***** Material to process *****

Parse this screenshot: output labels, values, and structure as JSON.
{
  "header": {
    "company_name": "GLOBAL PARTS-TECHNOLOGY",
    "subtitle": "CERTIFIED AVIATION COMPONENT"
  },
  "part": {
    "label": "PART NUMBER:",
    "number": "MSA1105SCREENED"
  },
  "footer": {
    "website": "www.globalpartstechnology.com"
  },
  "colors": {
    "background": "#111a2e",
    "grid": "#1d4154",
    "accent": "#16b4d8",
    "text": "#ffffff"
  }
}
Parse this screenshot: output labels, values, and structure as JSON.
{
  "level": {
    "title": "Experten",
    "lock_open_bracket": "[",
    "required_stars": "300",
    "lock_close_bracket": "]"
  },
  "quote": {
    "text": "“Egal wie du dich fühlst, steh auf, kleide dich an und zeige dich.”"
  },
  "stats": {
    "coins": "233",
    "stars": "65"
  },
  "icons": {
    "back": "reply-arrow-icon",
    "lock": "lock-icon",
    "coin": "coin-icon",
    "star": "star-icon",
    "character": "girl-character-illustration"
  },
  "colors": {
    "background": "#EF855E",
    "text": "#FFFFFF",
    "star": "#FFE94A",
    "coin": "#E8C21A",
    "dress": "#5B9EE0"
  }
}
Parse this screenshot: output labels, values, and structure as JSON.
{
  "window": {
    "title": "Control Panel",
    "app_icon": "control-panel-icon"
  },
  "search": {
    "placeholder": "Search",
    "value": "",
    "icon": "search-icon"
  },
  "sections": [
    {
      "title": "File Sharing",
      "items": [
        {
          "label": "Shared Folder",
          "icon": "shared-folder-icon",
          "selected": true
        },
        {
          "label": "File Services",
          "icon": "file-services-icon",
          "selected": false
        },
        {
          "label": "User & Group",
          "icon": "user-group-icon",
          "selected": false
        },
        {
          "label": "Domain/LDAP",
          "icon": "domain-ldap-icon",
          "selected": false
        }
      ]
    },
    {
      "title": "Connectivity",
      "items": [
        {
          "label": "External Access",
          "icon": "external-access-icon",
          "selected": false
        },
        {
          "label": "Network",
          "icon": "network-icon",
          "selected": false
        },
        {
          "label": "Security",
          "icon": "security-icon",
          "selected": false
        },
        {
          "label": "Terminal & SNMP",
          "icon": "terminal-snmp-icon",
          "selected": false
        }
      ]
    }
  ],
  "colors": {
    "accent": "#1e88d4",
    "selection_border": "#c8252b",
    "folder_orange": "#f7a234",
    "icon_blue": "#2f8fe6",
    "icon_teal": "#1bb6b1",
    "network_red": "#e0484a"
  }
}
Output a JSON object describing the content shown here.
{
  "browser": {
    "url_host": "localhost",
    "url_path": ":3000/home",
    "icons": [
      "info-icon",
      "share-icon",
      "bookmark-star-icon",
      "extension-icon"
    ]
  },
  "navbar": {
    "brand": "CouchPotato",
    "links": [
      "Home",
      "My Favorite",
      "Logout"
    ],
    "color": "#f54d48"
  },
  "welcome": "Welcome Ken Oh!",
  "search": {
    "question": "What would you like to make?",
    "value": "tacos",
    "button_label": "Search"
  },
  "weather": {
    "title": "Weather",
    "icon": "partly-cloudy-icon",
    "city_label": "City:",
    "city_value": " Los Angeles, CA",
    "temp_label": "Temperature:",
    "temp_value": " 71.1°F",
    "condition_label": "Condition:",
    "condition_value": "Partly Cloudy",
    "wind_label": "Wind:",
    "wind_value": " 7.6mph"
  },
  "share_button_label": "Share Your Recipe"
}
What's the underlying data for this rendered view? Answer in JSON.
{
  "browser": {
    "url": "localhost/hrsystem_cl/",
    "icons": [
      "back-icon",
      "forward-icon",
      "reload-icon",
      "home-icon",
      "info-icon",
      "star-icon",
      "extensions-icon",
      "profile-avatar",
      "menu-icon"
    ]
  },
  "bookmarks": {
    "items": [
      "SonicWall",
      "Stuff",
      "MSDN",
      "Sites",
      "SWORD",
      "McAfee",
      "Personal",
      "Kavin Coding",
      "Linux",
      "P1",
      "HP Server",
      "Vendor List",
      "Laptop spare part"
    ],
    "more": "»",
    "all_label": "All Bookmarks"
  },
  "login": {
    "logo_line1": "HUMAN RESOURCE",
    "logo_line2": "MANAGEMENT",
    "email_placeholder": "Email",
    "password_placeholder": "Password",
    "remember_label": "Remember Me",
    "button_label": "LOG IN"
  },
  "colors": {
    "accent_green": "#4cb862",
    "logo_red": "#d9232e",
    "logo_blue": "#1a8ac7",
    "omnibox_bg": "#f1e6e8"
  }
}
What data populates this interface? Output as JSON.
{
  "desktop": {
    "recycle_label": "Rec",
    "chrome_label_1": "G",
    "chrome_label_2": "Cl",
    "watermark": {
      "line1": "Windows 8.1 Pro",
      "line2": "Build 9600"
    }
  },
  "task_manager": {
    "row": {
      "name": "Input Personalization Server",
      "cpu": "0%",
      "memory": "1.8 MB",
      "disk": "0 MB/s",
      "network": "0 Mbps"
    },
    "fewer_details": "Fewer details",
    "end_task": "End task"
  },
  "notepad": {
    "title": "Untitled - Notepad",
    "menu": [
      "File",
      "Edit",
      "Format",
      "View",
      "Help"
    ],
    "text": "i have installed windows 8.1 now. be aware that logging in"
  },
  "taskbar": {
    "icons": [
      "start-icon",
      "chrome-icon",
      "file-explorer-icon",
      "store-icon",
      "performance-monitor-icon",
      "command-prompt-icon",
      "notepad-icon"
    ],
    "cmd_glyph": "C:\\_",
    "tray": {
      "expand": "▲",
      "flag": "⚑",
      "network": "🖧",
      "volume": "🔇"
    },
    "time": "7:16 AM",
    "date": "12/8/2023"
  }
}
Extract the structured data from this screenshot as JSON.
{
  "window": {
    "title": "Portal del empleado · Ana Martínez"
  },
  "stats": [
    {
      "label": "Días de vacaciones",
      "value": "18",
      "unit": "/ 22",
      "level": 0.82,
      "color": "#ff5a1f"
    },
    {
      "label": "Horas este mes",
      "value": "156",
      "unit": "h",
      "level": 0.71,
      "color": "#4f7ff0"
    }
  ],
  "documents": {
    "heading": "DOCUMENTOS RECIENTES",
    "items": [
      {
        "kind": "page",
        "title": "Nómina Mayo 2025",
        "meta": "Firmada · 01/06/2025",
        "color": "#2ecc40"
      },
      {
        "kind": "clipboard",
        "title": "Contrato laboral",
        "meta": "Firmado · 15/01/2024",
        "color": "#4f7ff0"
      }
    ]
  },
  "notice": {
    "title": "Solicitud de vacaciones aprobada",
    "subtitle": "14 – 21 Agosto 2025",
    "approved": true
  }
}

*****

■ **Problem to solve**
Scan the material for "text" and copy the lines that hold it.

■ **Response to the exercise**
    "text": "#ffffff"
    "text": "“Egal wie du dich fühlst, steh auf, kleide dich an und zeige dich.”"
    "text": "#FFFFFF",
    "text": "i have installed windows 8.1 now. be aware that logging in"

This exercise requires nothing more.